The group has collected 860-petition signatures since February. In order to qualify for the August 8th ballot, 848 of those signatures must be deemed from valid, registered voters.
Committee member Adam Gainsley says we should know soon whether the city will get a second chance at the debt-retirement proposal.
"I'll turn it in to the city clerk on Thursday of this week, and her and her staff will take those and validate them against the voter rolls and take those back to City Council at their May 4th meeting."
If the proposal makes it to the ballot, and is approved, the 2.3 mill would generate about $700,000 a year to help pay off the debt for the Water Street redevelopment project. It would cost homeowners, on average, about $140 a year through the year 2031.
Non-commercial, fact based reporting is made possible by your financial support. Make your donation to WEMU today to keep your community NPR station thriving.

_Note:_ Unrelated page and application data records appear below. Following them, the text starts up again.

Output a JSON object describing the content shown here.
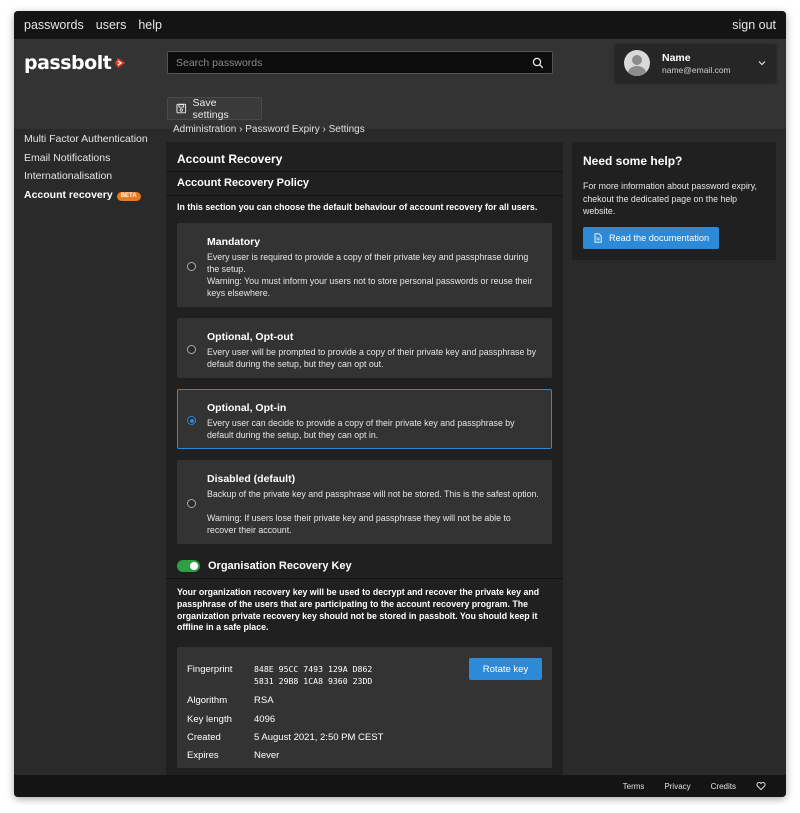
{
  "topnav": {
    "links": [
      "passwords",
      "users",
      "help"
    ],
    "signout": "sign out"
  },
  "brand": {
    "name": "passbolt",
    "accent": "#e63b25"
  },
  "search": {
    "placeholder": "Search passwords"
  },
  "profile": {
    "name": "Name",
    "email": "name@email.com"
  },
  "toolbar": {
    "save_label": "Save settings"
  },
  "sidebar": {
    "items": [
      {
        "label": "Multi Factor Authentication"
      },
      {
        "label": "Email Notifications"
      },
      {
        "label": "Internationalisation"
      },
      {
        "label": "Account recovery",
        "badge": "BETA"
      }
    ]
  },
  "breadcrumb": "Administration › Password Expiry › Settings",
  "main": {
    "title": "Account Recovery",
    "policy_title": "Account Recovery Policy",
    "intro": "In this section you can choose the default behaviour of account recovery for all users.",
    "options": [
      {
        "title": "Mandatory",
        "desc": "Every user is required to provide a copy of their private key and passphrase during the setup.",
        "warning": "Warning: You must inform your users not to store personal passwords or reuse their keys elsewhere."
      },
      {
        "title": "Optional, Opt-out",
        "desc": "Every user will be prompted to provide a copy of their private key and passphrase by default during the setup, but they can opt out.",
        "warning": ""
      },
      {
        "title": "Optional, Opt-in",
        "desc": "Every user can decide to provide a copy of their private key and passphrase by default during the setup, but they can opt in.",
        "warning": ""
      },
      {
        "title": "Disabled (default)",
        "desc": "Backup of the private key and passphrase will not be stored. This is the safest option.",
        "warning": "Warning: If users lose their private key and passphrase they will not be able to recover their account."
      }
    ],
    "selected_option": "Optional, Opt-in",
    "org_key": {
      "title": "Organisation Recovery Key",
      "enabled": true,
      "desc": "Your organization recovery key will be used to decrypt and recover the private key and passphrase of the users that are participating to the account recovery program. The organization private recovery key should not be stored in passbolt. You should keep it offline in a safe place.",
      "fingerprint_label": "Fingerprint",
      "fingerprint_line1": "848E 95CC 7493 129A D862",
      "fingerprint_line2": "5831 29B8 1CA8 9360 23DD",
      "algorithm_label": "Algorithm",
      "algorithm": "RSA",
      "key_length_label": "Key length",
      "key_length": "4096",
      "created_label": "Created",
      "created": "5 August 2021, 2:50 PM CEST",
      "expires_label": "Expires",
      "expires": "Never",
      "rotate_label": "Rotate key"
    }
  },
  "help": {
    "title": "Need some help?",
    "text": "For more information about password expiry, chekout the dedicated page on the help website.",
    "button": "Read the documentation"
  },
  "footer": {
    "links": [
      "Terms",
      "Privacy",
      "Credits"
    ]
  },
  "colors": {
    "primary": "#2d8ad8",
    "toggle_on": "#2ea043",
    "beta": "#e8791f"
  }
}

— Jorge Avellan is a reporter for 89.1 WEMU News. Contact him at 734.487.3363 or email him email@example.com